### Requirement:
Reproduce each of the entries that follow, exactly.
[Material provided]
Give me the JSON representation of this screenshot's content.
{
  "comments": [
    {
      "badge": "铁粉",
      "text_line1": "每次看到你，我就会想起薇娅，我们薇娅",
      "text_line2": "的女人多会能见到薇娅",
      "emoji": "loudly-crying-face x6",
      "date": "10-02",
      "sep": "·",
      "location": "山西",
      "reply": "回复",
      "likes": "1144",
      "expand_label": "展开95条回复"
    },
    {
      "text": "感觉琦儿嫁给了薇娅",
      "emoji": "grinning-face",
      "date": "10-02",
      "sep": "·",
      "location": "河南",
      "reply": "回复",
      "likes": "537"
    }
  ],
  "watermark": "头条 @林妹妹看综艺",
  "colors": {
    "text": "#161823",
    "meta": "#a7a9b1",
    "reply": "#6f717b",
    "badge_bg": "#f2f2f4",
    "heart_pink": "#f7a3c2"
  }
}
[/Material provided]
### Output:
Give me the JSON representation of this screenshot's content.
{
  "comments": [
    {
      "badge": "铁粉",
      "text_line1": "每次看到你，我就会想起薇娅，我们薇娅",
      "text_line2": "的女人多会能见到薇娅",
      "emoji": "loudly-crying-face x6",
      "date": "10-02",
      "sep": "·",
      "location": "山西",
      "reply": "回复",
      "likes": "1144",
      "expand_label": "展开95条回复"
    },
    {
      "text": "感觉琦儿嫁给了薇娅",
      "emoji": "grinning-face",
      "date": "10-02",
      "sep": "·",
      "location": "河南",
      "reply": "回复",
      "likes": "537"
    }
  ],
  "watermark": "头条 @林妹妹看综艺",
  "colors": {
    "text": "#161823",
    "meta": "#a7a9b1",
    "reply": "#6f717b",
    "badge_bg": "#f2f2f4",
    "heart_pink": "#f7a3c2"
  }
}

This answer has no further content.